Lecuona's music has lasted, influencing generations of musicians in various genres all over the world. "When I was a little boy growing up in Australia, one of the most popular bands on the Australian airwaves was Ernesto Lecuona and his Cuban Boys," Don Burrows, the Australian jazz musician said in a 2001 interview with The Age. "In those days, Cuba used to export music to all over the world and Ernesto Lecuona was as important to me in those days as Duke Ellington. So by the time I was 10, I knew every song that Ernesto Lecuona had ever written. And these boys in the band just couldn't believe that someone over the other side of the world knew as much Ernesto Lecuona as they did."
Michel Camilo, the Dominican jazz pianist, told the All About Jazz website, "The first composition I remember enjoying as a child was 'La Comparsa' by Cuban renown pianist Ernesto Lecuona, performed by my favorite uncle at the piano. He played the tune in his debut at Carnegie Hall."
"He was able to translate the Afro-Cuban rhythms and put them in tails," Camilo told Americas. "Technically, he was very advanced, in the tradition of Ignacio Cervantes, another Cuban pianist and composer who came before him. But Lecuona's left hand is a direct link to someone like Chopin, with the ability to translate the African syncopations."

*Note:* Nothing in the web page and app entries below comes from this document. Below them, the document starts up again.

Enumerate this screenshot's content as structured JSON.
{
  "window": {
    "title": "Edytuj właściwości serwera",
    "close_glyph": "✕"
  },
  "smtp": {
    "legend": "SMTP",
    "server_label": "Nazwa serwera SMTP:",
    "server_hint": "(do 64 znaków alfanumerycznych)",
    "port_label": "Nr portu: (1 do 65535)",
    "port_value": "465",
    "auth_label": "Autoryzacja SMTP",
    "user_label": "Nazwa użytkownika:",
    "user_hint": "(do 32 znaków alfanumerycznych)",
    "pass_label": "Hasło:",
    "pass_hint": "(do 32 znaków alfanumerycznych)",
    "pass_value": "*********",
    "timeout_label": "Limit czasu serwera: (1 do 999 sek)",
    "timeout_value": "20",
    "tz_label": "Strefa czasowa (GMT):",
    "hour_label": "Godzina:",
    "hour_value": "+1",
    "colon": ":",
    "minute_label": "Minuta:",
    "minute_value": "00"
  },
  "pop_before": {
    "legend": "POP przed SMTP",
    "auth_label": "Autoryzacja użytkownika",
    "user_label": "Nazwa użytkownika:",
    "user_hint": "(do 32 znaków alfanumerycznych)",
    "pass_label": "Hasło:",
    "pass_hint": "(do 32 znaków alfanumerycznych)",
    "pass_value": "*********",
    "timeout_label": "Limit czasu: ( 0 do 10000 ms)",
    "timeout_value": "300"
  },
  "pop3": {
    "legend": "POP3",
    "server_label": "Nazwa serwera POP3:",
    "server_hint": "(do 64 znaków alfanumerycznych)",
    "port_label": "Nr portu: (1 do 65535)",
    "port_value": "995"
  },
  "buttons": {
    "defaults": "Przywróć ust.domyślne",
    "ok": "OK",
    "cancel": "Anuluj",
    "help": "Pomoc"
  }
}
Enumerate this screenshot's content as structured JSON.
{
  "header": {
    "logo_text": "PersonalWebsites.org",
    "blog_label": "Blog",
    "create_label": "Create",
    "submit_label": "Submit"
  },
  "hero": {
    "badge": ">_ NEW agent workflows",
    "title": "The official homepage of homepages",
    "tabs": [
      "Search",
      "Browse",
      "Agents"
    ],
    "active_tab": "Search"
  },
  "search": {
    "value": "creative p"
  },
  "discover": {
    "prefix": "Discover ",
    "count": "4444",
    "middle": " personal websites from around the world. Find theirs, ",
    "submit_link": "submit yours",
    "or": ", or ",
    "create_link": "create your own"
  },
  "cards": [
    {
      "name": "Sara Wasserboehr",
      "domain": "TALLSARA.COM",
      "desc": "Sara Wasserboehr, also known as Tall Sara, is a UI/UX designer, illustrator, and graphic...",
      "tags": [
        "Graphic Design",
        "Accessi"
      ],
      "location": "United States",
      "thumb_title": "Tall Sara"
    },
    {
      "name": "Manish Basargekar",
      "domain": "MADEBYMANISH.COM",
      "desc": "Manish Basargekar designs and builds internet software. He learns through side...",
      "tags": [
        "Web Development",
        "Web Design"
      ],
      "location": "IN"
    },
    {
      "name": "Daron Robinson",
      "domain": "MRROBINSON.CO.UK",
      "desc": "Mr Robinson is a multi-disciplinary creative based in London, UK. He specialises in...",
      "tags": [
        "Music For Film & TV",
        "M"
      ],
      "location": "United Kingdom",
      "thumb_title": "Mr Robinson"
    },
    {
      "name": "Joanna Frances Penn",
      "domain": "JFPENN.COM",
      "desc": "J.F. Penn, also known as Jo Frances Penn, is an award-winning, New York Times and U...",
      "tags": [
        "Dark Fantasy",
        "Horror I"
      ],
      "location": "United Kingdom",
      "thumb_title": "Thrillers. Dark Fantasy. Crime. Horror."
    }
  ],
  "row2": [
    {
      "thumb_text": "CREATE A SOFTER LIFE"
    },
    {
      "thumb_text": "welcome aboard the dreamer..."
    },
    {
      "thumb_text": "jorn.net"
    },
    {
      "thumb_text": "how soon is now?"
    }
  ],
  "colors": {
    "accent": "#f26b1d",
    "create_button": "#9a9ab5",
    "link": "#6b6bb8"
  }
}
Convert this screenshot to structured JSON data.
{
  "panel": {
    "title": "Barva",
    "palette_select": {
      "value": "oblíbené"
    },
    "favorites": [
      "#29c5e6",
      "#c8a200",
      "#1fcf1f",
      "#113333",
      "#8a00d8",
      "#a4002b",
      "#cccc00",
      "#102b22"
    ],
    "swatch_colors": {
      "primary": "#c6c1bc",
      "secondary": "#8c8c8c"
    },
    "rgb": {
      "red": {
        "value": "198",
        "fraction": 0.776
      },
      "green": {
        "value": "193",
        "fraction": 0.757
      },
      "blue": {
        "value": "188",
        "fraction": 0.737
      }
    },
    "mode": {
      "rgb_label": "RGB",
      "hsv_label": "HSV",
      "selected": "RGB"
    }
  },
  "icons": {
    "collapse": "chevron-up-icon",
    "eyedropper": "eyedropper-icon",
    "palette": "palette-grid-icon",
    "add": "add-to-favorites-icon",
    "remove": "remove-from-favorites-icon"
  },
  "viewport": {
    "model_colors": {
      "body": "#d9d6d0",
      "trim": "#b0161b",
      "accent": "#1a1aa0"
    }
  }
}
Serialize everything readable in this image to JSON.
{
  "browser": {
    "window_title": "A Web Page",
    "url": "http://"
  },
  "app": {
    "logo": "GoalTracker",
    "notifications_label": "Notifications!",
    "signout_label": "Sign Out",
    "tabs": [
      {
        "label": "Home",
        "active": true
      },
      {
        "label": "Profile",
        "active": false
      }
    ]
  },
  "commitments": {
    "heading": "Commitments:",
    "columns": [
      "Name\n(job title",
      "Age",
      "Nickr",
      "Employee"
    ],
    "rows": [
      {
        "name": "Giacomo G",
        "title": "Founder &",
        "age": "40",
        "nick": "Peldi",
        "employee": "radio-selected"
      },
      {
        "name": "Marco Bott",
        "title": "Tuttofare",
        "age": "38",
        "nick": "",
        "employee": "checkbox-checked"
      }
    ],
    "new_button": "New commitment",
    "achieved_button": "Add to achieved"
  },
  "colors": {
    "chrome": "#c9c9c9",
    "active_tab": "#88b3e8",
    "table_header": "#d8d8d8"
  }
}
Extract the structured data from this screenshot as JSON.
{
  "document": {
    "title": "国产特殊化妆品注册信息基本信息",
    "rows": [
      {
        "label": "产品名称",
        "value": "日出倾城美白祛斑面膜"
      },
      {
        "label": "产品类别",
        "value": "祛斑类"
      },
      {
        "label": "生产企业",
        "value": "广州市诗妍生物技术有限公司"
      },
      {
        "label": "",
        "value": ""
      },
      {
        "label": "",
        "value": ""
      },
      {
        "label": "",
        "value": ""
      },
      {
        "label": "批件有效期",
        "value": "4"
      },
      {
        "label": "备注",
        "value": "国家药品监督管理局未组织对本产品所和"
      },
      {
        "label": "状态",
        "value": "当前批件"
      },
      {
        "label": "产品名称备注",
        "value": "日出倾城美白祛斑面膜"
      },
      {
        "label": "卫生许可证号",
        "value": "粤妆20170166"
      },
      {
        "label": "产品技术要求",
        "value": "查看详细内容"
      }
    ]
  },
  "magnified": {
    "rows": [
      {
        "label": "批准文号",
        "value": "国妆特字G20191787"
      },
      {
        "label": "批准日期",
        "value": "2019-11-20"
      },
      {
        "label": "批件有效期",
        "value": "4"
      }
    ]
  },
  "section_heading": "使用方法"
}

Lecuona's music was frequently recorded by a wide range of artists during his lifetime and continues to be recorded by artists well after his passing. Among those who have recorded Lecuona songs include Desi Arnaz, Guy Lombardo, Paquito D'Rivera, Katia Labeque, Los Super Seven, and numerous others.
Dictionary of Hispanic Biography, Gale Research, 1996.
The New Grove Dictionary of Music and Musicians, Macmillan Publishers Limited, 1980.
American Record Guide, July-August 1996; July 1997; May 2002.
Americas, November 21, 1996. Boston Globe, February 29, 1996.
"Cubans and Australians in music revival," The Age, February 26, 2001, http://www.theage.com.au/entertainment/2001/02/26/FFX4NDSLLJC.html (February 28, 2003).
"Ernesto Lecuona," Space Age Pop Music website, http://www.spaceagepop.com/lecuona.htm (February 28, 2003).
"Interview with Raul Malo," The Mavhouse Archives, http://www.the-mavhouse.co.uk/archives.htm (February 28, 2003).
"Michel Camilo: From Dominica to Spain and Back Again," All About Jazz, http://www.allaboutjazz.com/iviews/mcamilo.htm (February 28, 2003).